Could you please repeat the data below word for word?
────────────────────────────────────────
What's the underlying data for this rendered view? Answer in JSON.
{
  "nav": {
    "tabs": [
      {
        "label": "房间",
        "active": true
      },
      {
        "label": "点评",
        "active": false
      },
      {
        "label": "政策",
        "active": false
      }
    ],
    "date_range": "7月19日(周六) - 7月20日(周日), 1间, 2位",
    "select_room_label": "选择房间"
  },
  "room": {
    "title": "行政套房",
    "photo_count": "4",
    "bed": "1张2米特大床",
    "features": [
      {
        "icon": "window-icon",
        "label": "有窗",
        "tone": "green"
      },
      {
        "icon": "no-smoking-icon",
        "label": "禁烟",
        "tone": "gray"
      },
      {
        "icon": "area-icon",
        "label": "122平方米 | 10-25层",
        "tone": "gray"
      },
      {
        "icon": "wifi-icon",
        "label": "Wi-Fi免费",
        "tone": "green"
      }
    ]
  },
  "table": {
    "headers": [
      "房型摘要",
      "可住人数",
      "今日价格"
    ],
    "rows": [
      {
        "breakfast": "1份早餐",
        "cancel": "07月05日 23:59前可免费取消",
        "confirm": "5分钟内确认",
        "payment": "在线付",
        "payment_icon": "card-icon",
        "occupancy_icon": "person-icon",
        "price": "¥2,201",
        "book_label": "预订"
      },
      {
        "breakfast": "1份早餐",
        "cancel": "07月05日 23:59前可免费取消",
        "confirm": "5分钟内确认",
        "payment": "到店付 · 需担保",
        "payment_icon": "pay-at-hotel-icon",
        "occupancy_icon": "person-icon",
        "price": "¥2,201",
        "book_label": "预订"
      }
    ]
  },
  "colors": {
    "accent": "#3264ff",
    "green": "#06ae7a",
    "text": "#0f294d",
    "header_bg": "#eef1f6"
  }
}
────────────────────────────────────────
**Completed exercise:**
What's the underlying data for this rendered view? Answer in JSON.
{
  "nav": {
    "tabs": [
      {
        "label": "房间",
        "active": true
      },
      {
        "label": "点评",
        "active": false
      },
      {
        "label": "政策",
        "active": false
      }
    ],
    "date_range": "7月19日(周六) - 7月20日(周日), 1间, 2位",
    "select_room_label": "选择房间"
  },
  "room": {
    "title": "行政套房",
    "photo_count": "4",
    "bed": "1张2米特大床",
    "features": [
      {
        "icon": "window-icon",
        "label": "有窗",
        "tone": "green"
      },
      {
        "icon": "no-smoking-icon",
        "label": "禁烟",
        "tone": "gray"
      },
      {
        "icon": "area-icon",
        "label": "122平方米 | 10-25层",
        "tone": "gray"
      },
      {
        "icon": "wifi-icon",
        "label": "Wi-Fi免费",
        "tone": "green"
      }
    ]
  },
  "table": {
    "headers": [
      "房型摘要",
      "可住人数",
      "今日价格"
    ],
    "rows": [
      {
        "breakfast": "1份早餐",
        "cancel": "07月05日 23:59前可免费取消",
        "confirm": "5分钟内确认",
        "payment": "在线付",
        "payment_icon": "card-icon",
        "occupancy_icon": "person-icon",
        "price": "¥2,201",
        "book_label": "预订"
      },
      {
        "breakfast": "1份早餐",
        "cancel": "07月05日 23:59前可免费取消",
        "confirm": "5分钟内确认",
        "payment": "到店付 · 需担保",
        "payment_icon": "pay-at-hotel-icon",
        "occupancy_icon": "person-icon",
        "price": "¥2,201",
        "book_label": "预订"
      }
    ]
  },
  "colors": {
    "accent": "#3264ff",
    "green": "#06ae7a",
    "text": "#0f294d",
    "header_bg": "#eef1f6"
  }
}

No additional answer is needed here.